### YOUR ASSIGNMENT:
Set down the material in full. Keep every line exactly as it is.

==== RECORDS FOR THE EXERCISE ====

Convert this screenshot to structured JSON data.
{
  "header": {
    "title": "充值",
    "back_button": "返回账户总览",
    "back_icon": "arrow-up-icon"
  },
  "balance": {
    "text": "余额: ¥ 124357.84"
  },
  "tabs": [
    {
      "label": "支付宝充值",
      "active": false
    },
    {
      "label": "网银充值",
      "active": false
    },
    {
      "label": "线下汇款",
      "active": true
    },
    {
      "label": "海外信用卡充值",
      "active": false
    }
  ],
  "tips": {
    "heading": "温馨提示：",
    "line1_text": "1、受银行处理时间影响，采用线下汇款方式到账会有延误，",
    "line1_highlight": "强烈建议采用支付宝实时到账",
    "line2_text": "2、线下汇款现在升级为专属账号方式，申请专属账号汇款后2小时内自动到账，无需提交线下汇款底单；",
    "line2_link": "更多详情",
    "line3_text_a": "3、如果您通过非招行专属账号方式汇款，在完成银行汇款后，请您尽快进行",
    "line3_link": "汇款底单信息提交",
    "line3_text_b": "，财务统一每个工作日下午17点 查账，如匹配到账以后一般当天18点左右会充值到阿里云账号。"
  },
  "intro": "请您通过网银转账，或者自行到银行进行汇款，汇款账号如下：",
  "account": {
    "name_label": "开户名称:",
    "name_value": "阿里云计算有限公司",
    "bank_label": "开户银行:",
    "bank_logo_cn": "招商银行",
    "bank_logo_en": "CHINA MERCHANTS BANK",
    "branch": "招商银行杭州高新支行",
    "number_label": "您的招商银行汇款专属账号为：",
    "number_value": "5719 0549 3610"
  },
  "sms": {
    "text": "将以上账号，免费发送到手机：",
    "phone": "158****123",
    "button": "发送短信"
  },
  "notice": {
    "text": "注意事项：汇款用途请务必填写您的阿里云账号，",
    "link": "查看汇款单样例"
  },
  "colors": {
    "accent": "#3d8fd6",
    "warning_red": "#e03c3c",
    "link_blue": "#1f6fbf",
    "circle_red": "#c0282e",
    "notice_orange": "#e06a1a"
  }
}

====

### ANSWER AREA:
Convert this screenshot to structured JSON data.
{
  "header": {
    "title": "充值",
    "back_button": "返回账户总览",
    "back_icon": "arrow-up-icon"
  },
  "balance": {
    "text": "余额: ¥ 124357.84"
  },
  "tabs": [
    {
      "label": "支付宝充值",
      "active": false
    },
    {
      "label": "网银充值",
      "active": false
    },
    {
      "label": "线下汇款",
      "active": true
    },
    {
      "label": "海外信用卡充值",
      "active": false
    }
  ],
  "tips": {
    "heading": "温馨提示：",
    "line1_text": "1、受银行处理时间影响，采用线下汇款方式到账会有延误，",
    "line1_highlight": "强烈建议采用支付宝实时到账",
    "line2_text": "2、线下汇款现在升级为专属账号方式，申请专属账号汇款后2小时内自动到账，无需提交线下汇款底单；",
    "line2_link": "更多详情",
    "line3_text_a": "3、如果您通过非招行专属账号方式汇款，在完成银行汇款后，请您尽快进行",
    "line3_link": "汇款底单信息提交",
    "line3_text_b": "，财务统一每个工作日下午17点 查账，如匹配到账以后一般当天18点左右会充值到阿里云账号。"
  },
  "intro": "请您通过网银转账，或者自行到银行进行汇款，汇款账号如下：",
  "account": {
    "name_label": "开户名称:",
    "name_value": "阿里云计算有限公司",
    "bank_label": "开户银行:",
    "bank_logo_cn": "招商银行",
    "bank_logo_en": "CHINA MERCHANTS BANK",
    "branch": "招商银行杭州高新支行",
    "number_label": "您的招商银行汇款专属账号为：",
    "number_value": "5719 0549 3610"
  },
  "sms": {
    "text": "将以上账号，免费发送到手机：",
    "phone": "158****123",
    "button": "发送短信"
  },
  "notice": {
    "text": "注意事项：汇款用途请务必填写您的阿里云账号，",
    "link": "查看汇款单样例"
  },
  "colors": {
    "accent": "#3d8fd6",
    "warning_red": "#e03c3c",
    "link_blue": "#1f6fbf",
    "circle_red": "#c0282e",
    "notice_orange": "#e06a1a"
  }
}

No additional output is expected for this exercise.